I wanted to print these handy dandy scripture memory cards that are posted on Ann Voskamp’s blog. Who could resist such cute, square-ish & motivational memory aids? Printing is so much more efficient than writing. I do realize that, by this point, I had spent so much time searching for the card stock that I probably could have made my own cards in the same amount of time. It’s like the whole searching for the remote to change the channel scenario: it’s the principle of the matter.
And stubbornness. Most definitely it’s also stubbornness.
Eventually, the lost lot of paper was finally discovered… in a desk drawer. (You know, the first place I looked. Although it was the second drawer. I’m pretty sure that I actually picked it up at least twice.) Memory cards are printed & all is well with the world until I lose something again. Let’s hope it’s not my marbles next time.
In an unexpected twist of irony, as I was searching vigorously for the means by which to print memory cards, what did I come across but this stack of old index cards:
More specifically, they were my late grandfather’s scripture memory cards, in his own hand-writing (organized topically and alphabetically, I might add). He met Jesus face to face when he was 89 years old, over a decade and some change ago.
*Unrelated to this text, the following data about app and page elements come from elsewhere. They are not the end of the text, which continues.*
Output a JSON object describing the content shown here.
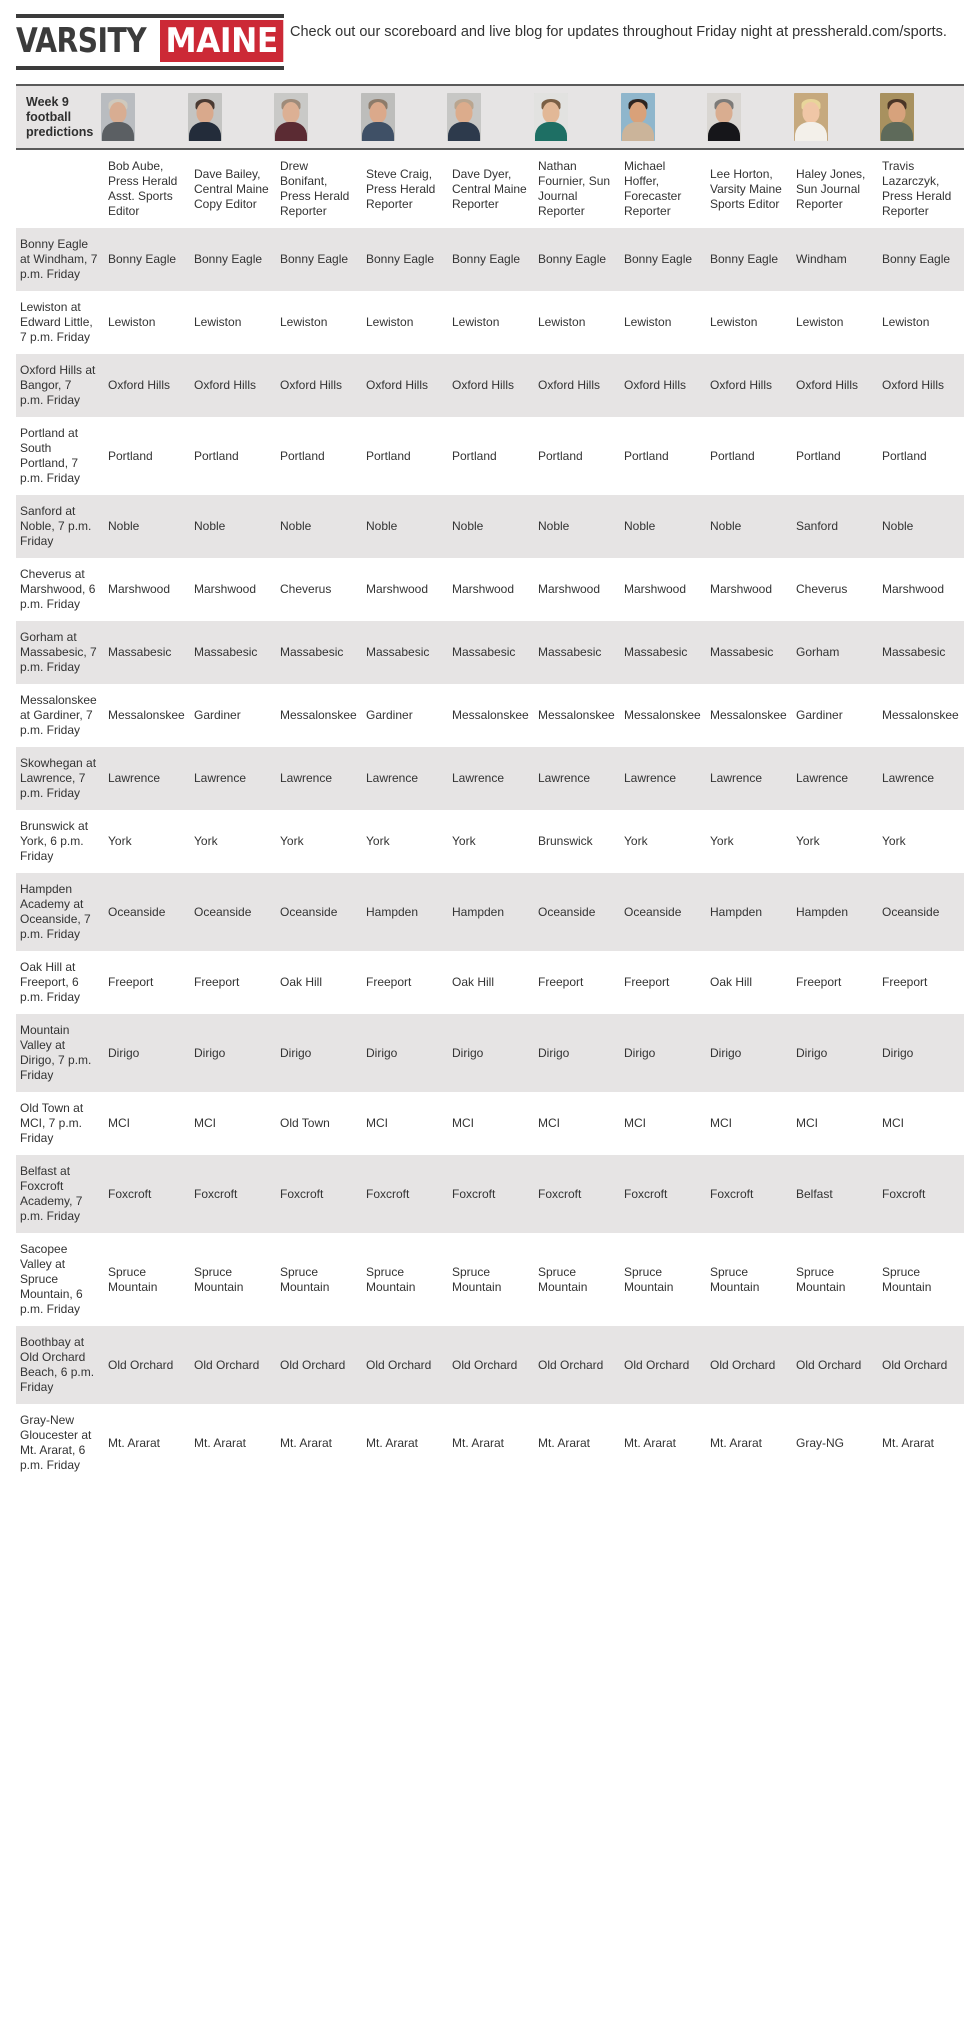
{
  "masthead": {
    "logo_varsity": "VARSITY",
    "logo_maine": "MAINE",
    "note": "Check out our scoreboard and live blog for updates throughout Friday night at pressherald.com/sports.",
    "accent_color": "#cc2936",
    "dark_color": "#3b3b3b"
  },
  "banner": {
    "title": "Week 9 football predictions",
    "avatar_icons": [
      "avatar-bob-aube",
      "avatar-dave-bailey",
      "avatar-drew-bonifant",
      "avatar-steve-craig",
      "avatar-dave-dyer",
      "avatar-nathan-fournier",
      "avatar-michael-hoffer",
      "avatar-lee-horton",
      "avatar-haley-jones",
      "avatar-travis-lazarczyk"
    ]
  },
  "table": {
    "game_column_header": "",
    "columns": [
      "Bob Aube, Press Herald Asst. Sports Editor",
      "Dave Bailey, Central Maine Copy Editor",
      "Drew Bonifant, Press Herald Reporter",
      "Steve Craig, Press Herald Reporter",
      "Dave Dyer, Central Maine Reporter",
      "Nathan Fournier, Sun Journal Reporter",
      "Michael Hoffer, Forecaster Reporter",
      "Lee Horton, Varsity Maine Sports Editor",
      "Haley Jones, Sun Journal Reporter",
      "Travis Lazarczyk, Press Herald Reporter"
    ],
    "rows": [
      {
        "game": "Bonny Eagle at Windham, 7 p.m. Friday",
        "picks": [
          "Bonny Eagle",
          "Bonny Eagle",
          "Bonny Eagle",
          "Bonny Eagle",
          "Bonny Eagle",
          "Bonny Eagle",
          "Bonny Eagle",
          "Bonny Eagle",
          "Windham",
          "Bonny Eagle"
        ]
      },
      {
        "game": "Lewiston at Edward Little, 7 p.m. Friday",
        "picks": [
          "Lewiston",
          "Lewiston",
          "Lewiston",
          "Lewiston",
          "Lewiston",
          "Lewiston",
          "Lewiston",
          "Lewiston",
          "Lewiston",
          "Lewiston"
        ]
      },
      {
        "game": "Oxford Hills at Bangor, 7 p.m. Friday",
        "picks": [
          "Oxford Hills",
          "Oxford Hills",
          "Oxford Hills",
          "Oxford Hills",
          "Oxford Hills",
          "Oxford Hills",
          "Oxford Hills",
          "Oxford Hills",
          "Oxford Hills",
          "Oxford Hills"
        ]
      },
      {
        "game": "Portland at South Portland, 7 p.m. Friday",
        "picks": [
          "Portland",
          "Portland",
          "Portland",
          "Portland",
          "Portland",
          "Portland",
          "Portland",
          "Portland",
          "Portland",
          "Portland"
        ]
      },
      {
        "game": "Sanford at Noble, 7 p.m. Friday",
        "picks": [
          "Noble",
          "Noble",
          "Noble",
          "Noble",
          "Noble",
          "Noble",
          "Noble",
          "Noble",
          "Sanford",
          "Noble"
        ]
      },
      {
        "game": "Cheverus at Marshwood, 6 p.m. Friday",
        "picks": [
          "Marshwood",
          "Marshwood",
          "Cheverus",
          "Marshwood",
          "Marshwood",
          "Marshwood",
          "Marshwood",
          "Marshwood",
          "Cheverus",
          "Marshwood"
        ]
      },
      {
        "game": "Gorham at Massabesic, 7 p.m. Friday",
        "picks": [
          "Massabesic",
          "Massabesic",
          "Massabesic",
          "Massabesic",
          "Massabesic",
          "Massabesic",
          "Massabesic",
          "Massabesic",
          "Gorham",
          "Massabesic"
        ]
      },
      {
        "game": "Messalonskee at Gardiner, 7 p.m. Friday",
        "picks": [
          "Messalonskee",
          "Gardiner",
          "Messalonskee",
          "Gardiner",
          "Messalonskee",
          "Messalonskee",
          "Messalonskee",
          "Messalonskee",
          "Gardiner",
          "Messalonskee"
        ]
      },
      {
        "game": "Skowhegan at Lawrence, 7 p.m. Friday",
        "picks": [
          "Lawrence",
          "Lawrence",
          "Lawrence",
          "Lawrence",
          "Lawrence",
          "Lawrence",
          "Lawrence",
          "Lawrence",
          "Lawrence",
          "Lawrence"
        ]
      },
      {
        "game": "Brunswick at York, 6 p.m. Friday",
        "picks": [
          "York",
          "York",
          "York",
          "York",
          "York",
          "Brunswick",
          "York",
          "York",
          "York",
          "York"
        ]
      },
      {
        "game": "Hampden Academy at Oceanside, 7 p.m. Friday",
        "picks": [
          "Oceanside",
          "Oceanside",
          "Oceanside",
          "Hampden",
          "Hampden",
          "Oceanside",
          "Oceanside",
          "Hampden",
          "Hampden",
          "Oceanside"
        ]
      },
      {
        "game": "Oak Hill at Freeport, 6 p.m. Friday",
        "picks": [
          "Freeport",
          "Freeport",
          "Oak Hill",
          "Freeport",
          "Oak Hill",
          "Freeport",
          "Freeport",
          "Oak Hill",
          "Freeport",
          "Freeport"
        ]
      },
      {
        "game": "Mountain Valley at Dirigo, 7 p.m. Friday",
        "picks": [
          "Dirigo",
          "Dirigo",
          "Dirigo",
          "Dirigo",
          "Dirigo",
          "Dirigo",
          "Dirigo",
          "Dirigo",
          "Dirigo",
          "Dirigo"
        ]
      },
      {
        "game": "Old Town at MCI, 7 p.m. Friday",
        "picks": [
          "MCI",
          "MCI",
          "Old Town",
          "MCI",
          "MCI",
          "MCI",
          "MCI",
          "MCI",
          "MCI",
          "MCI"
        ]
      },
      {
        "game": "Belfast at Foxcroft Academy, 7 p.m. Friday",
        "picks": [
          "Foxcroft",
          "Foxcroft",
          "Foxcroft",
          "Foxcroft",
          "Foxcroft",
          "Foxcroft",
          "Foxcroft",
          "Foxcroft",
          "Belfast",
          "Foxcroft"
        ]
      },
      {
        "game": "Sacopee Valley at Spruce Mountain, 6 p.m. Friday",
        "picks": [
          "Spruce Mountain",
          "Spruce Mountain",
          "Spruce Mountain",
          "Spruce Mountain",
          "Spruce Mountain",
          "Spruce Mountain",
          "Spruce Mountain",
          "Spruce Mountain",
          "Spruce Mountain",
          "Spruce Mountain"
        ]
      },
      {
        "game": "Boothbay at Old Orchard Beach, 6 p.m. Friday",
        "picks": [
          "Old Orchard",
          "Old Orchard",
          "Old Orchard",
          "Old Orchard",
          "Old Orchard",
          "Old Orchard",
          "Old Orchard",
          "Old Orchard",
          "Old Orchard",
          "Old Orchard"
        ]
      },
      {
        "game": "Gray-New Gloucester at Mt. Ararat, 6 p.m. Friday",
        "picks": [
          "Mt. Ararat",
          "Mt. Ararat",
          "Mt. Ararat",
          "Mt. Ararat",
          "Mt. Ararat",
          "Mt. Ararat",
          "Mt. Ararat",
          "Mt. Ararat",
          "Gray-NG",
          "Mt. Ararat"
        ]
      }
    ]
  }
}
I wasn’t particularly close to my grandparents… we were more like once-a-summer visitors. Still, I always enjoyed our adventures to NYC. We would take walks around the block to the local monastery as he carried a stick in one hand and a Bible in the other. I don’t recall him walking anywhere without his Bible… or his stick…which, by the way was a hand-carved multi-purpose toaster tweezer, oven rack puller-outer & defender of mankind.
These cards flooded my memory with the musky scent of old house mixed with my grandmother’s roast lamb, playing The Lion, The Witch & The Wardrobe in the 2-sided closet, picking at Grandpa’s mandolin, & trying to beat him at his own hand-crafted game of The Fox & The Hens. (At least I think that is what it was called. I’m really bad with names of people AND the names of things… which is why I need all the help I can get in the scripture memory department).
I have little of Grandpa’s earthly property in my posession, but I consider this stack of cards to be a very valuable one. There is one thing about my grandfather that sticks out in my memory above all else and it is this lesson of integrity: “Your word is your bond.” He declared the phrase continuously, and as a result, I believed it. I still do. To this day I can remember a particularly dramatic episode of yelling at my parents through a waterfall of tears in the depths of despair, “YOUR WORD IS YOUR BOND!” when they didn’t follow through on something that they said would happen. (To their credit I have absolutely no recollection if the scenario was in their error, something that simply could not be helped, or a misunderstanding on my part, but I still remember yelling it.) If you broke your word, you broke my heart.
God’s Word is His bond, His heart. He is the embodiment of truth. He is the only real security in existence. But I can’t well-know that security without well-knowing His Word.
Despite any human shortcomings, the integrity of God’s Word, through the word of my grandfather, has continued to pass down through generations. I pray that we will not fail in passing along the truth, unforgettably.